Springs, levers and electromagnets are what makes a DSLR shutter mechanism work
We’ve posted about what shutter speed is, from a photographic standpoint, and shown the basics of how shutters works before. But this video from photographer Chris Marquardt takes things just that bit further. He literally pulls a shutter mechanism out of a Nikon D500 to show us the nitty gritty.
We all know the basic principles of how a shutter works. The front curtain opens, exposes the scene, then the rear curtain closes and our shot is complete. But the mechanism by which it all happens and the technology that allows it to work is quite fascinating.
I’ve actually been waiting for one of my older DSLRs to die so I can take it apart and see how some of its inner workings come together. But none of them seem to have done so yet. Now, I don’t need to (although I probably still will). The video illustrates shows how each of the two curtains essentially hinge on spring loaded levers.
When you hit the shutter, the shutter cocks, then the camera’s mirror flips up. Cocking the shutter pulls the front curtain in front of the sensor, while moving the rear curtain up out of the way. Electromagnets hold each of the curtains in place until the camera is actually ready to release them. Then the springs do the rest.
At the start of your shot, the magnet on the front curtain is released, opening it, and exposing your sensor to the light. At the end of the shot, the other magnet is released, covering your sensor with the rear curtain and ending the exposure. Then your mirror drops back down into place. This explains why longer exposures can cause your battery to drain so much more quickly. It’s using juice to hold that rear curtain open.
So, there’s more to potentially fail and kill a shutter mechanism than just the blades of the curtains getting bent. It’s no wonder that so many people are hoping for more cameras to come out with fully electronic global shutter sensors.

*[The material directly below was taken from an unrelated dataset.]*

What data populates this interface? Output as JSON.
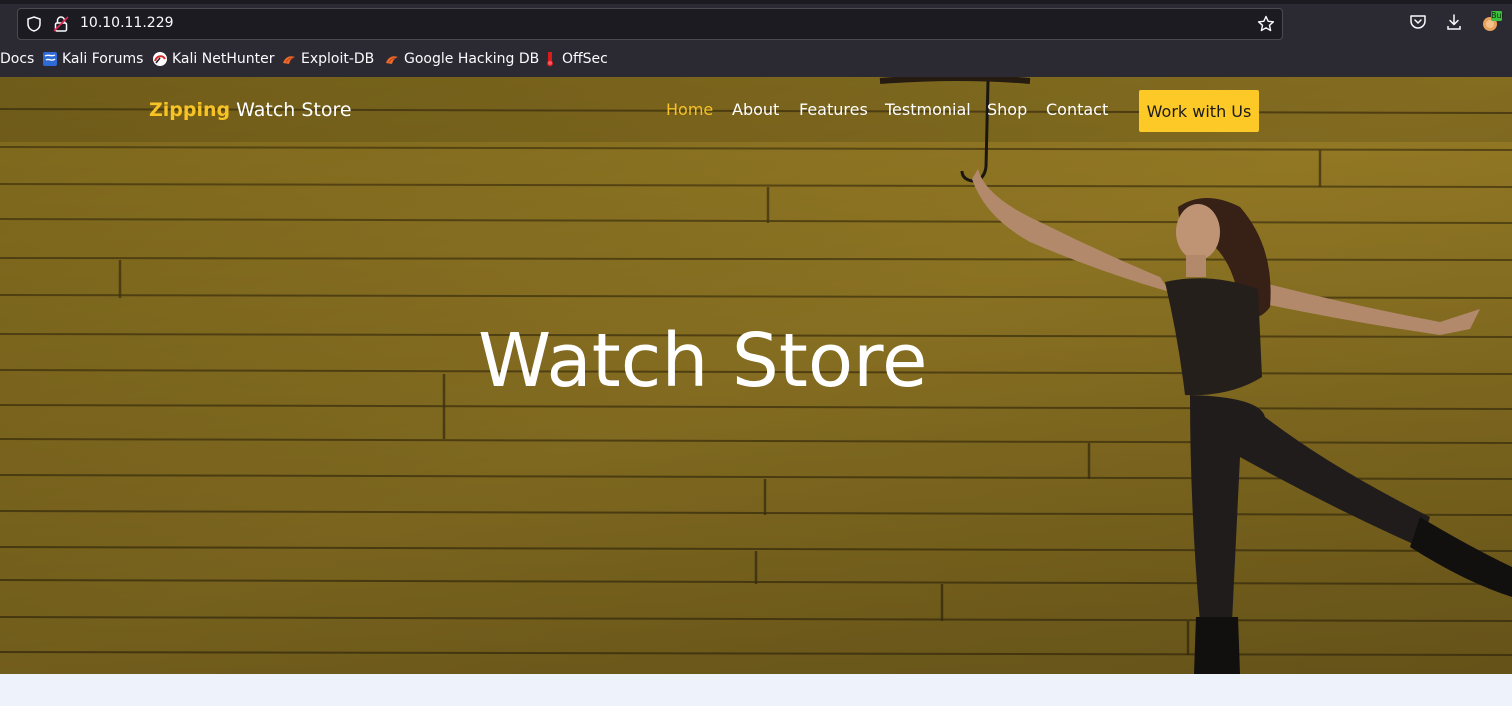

John Aldred is a photographer with over 20 years of experience in the portrait and commercial worlds. He is based in Scotland and has been an early adopter – and occasional beta tester – of almost every digital imaging technology in that time. As well as his creative visual work, John uses 3D printing, electronics and programming to create his own photography and filmmaking tools and consults for a number of brands across the industry.